Looking back, we become enamoured with the “good old days”. But they won’t happen again. And neither will today.
What are you grateful for today? And how would you go about showing someone that you care for them?
Copy the work of others
Many people celebrate the work of Pablo Picasso, but often overlook the process that contributed to make him the genius we all know and appreciate today.
At the age of 16, Picasso was living in Madrid. He spent long periods of time at the Prado museum, admiring and copying the works of great artists that came before him, like Goya and Velásquez. His story is akin to the ones told about Beethoven and Benjamin Franklin. The latter transcribed passages of his favourite writers and often tried to emulate their style, in order to improve his own.
The process of copying and reflecting on the work and process of people with more experience than you, enables you to get acquainted with patterns you wouldn't have. And at a faster pace.
Whenever you want to learn a new skill or improve on existing ones, realise that there is, or has been someone out there with more experience than you. With whom you can learn from. There is no shame in copying the work of others when your goal is to learn.
a. Do not try to be original. Originality comes from experience and materializes naturally when you have enough building blocks.
My past experience shows me that jumping and attempting to create something of your own before having the tools to do so, often equates with a lack of self-knowledge. In order to chop down a tree, you must first sharpen the axe.

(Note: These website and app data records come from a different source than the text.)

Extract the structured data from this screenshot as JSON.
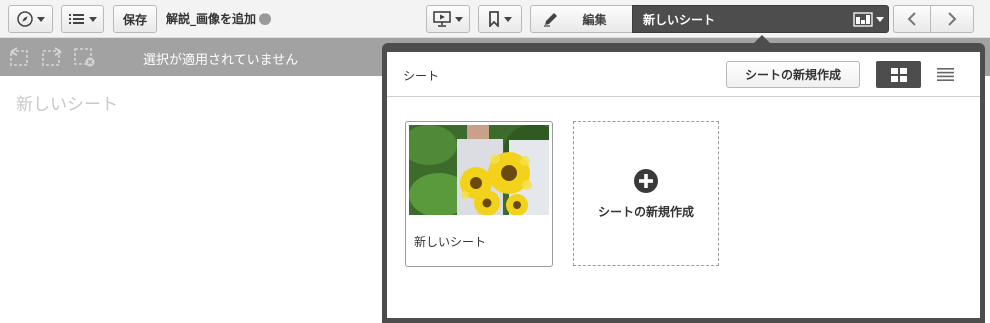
{
  "toolbar": {
    "compass_icon": "compass-icon",
    "list_icon": "list-icon",
    "save_label": "保存",
    "doc_title": "解説_画像を追加",
    "present_icon": "presentation-icon",
    "bookmark_icon": "bookmark-icon",
    "edit_label": "編集",
    "current_sheet": "新しいシート",
    "sheet_thumb_icon": "sheet-thumbnail-icon",
    "accent": "#4d4d4d"
  },
  "selection_bar": {
    "message": "選択が適用されていません"
  },
  "sheet_area": {
    "sheet_title_placeholder": "新しいシート"
  },
  "popup": {
    "title": "シート",
    "create_button": "シートの新規作成",
    "view_grid_icon": "grid-view-icon",
    "view_list_icon": "list-view-icon",
    "cards": [
      {
        "label": "新しいシート"
      }
    ],
    "new_card_label": "シートの新規作成"
  }
}
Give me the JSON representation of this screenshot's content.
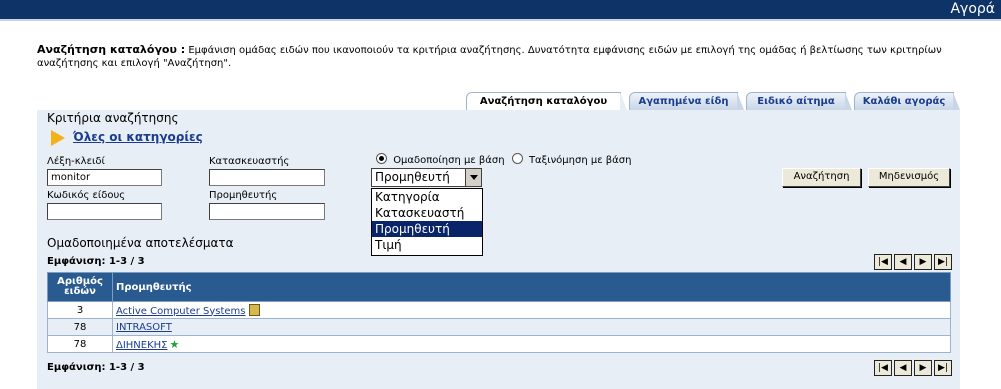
{
  "header": {
    "title": "Αγορά"
  },
  "intro": {
    "heading": "Αναζήτηση καταλόγου :",
    "text": " Εμφάνιση ομάδας ειδών που ικανοποιούν τα κριτήρια αναζήτησης. Δυνατότητα εμφάνισης ειδών με επιλογή της ομάδας ή βελτίωσης των κριτηρίων αναζήτησης και επιλογή \"Αναζήτηση\"."
  },
  "tabs": [
    {
      "label": "Αναζήτηση καταλόγου",
      "active": true
    },
    {
      "label": "Αγαπημένα είδη"
    },
    {
      "label": "Ειδικό αίτημα"
    },
    {
      "label": "Καλάθι αγοράς"
    }
  ],
  "criteria": {
    "title": "Κριτήρια αναζήτησης",
    "all_categories": "Όλες οι κατηγορίες",
    "keyword_label": "Λέξη-κλειδί",
    "keyword_value": "monitor",
    "manufacturer_label": "Κατασκευαστής",
    "manufacturer_value": "",
    "item_code_label": "Κωδικός είδους",
    "item_code_value": "",
    "supplier_label": "Προμηθευτής",
    "supplier_value": "",
    "group_by_label": "Ομαδοποίηση με βάση",
    "sort_by_label": "Ταξινόμηση με βάση",
    "group_by_selected": "Προμηθευτή",
    "group_by_options": [
      "Κατηγορία",
      "Κατασκευαστή",
      "Προμηθευτή",
      "Τιμή"
    ],
    "search_button": "Αναζήτηση",
    "reset_button": "Μηδενισμός"
  },
  "results": {
    "title": "Ομαδοποιημένα αποτελέσματα",
    "showing": "Εμφάνιση: 1-3 / 3",
    "col_count": "Αριθμός ειδών",
    "col_supplier": "Προμηθευτής",
    "rows": [
      {
        "count": "3",
        "supplier": "Active Computer Systems",
        "icon": "shop-icon"
      },
      {
        "count": "78",
        "supplier": "INTRASOFT"
      },
      {
        "count": "78",
        "supplier": "ΔΙΗΝΕΚΗΣ",
        "icon": "star-icon"
      }
    ]
  },
  "pager_icons": [
    "first-page-icon",
    "prev-page-icon",
    "next-page-icon",
    "last-page-icon"
  ],
  "colors": {
    "header_bg": "#0e3367",
    "table_header": "#2a5b90",
    "panel_bg": "#e8eef5",
    "link": "#1a3c8e"
  }
}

With enough experience and vocabulary, you can go on to create your own work and improve on the work of others.
In a nutshell:
- Find a piece of work you want to emulate.
- Try to copy the piece in the best fashion you deem possible.
- While doing so, close your eyes and try to visualize each step of the process.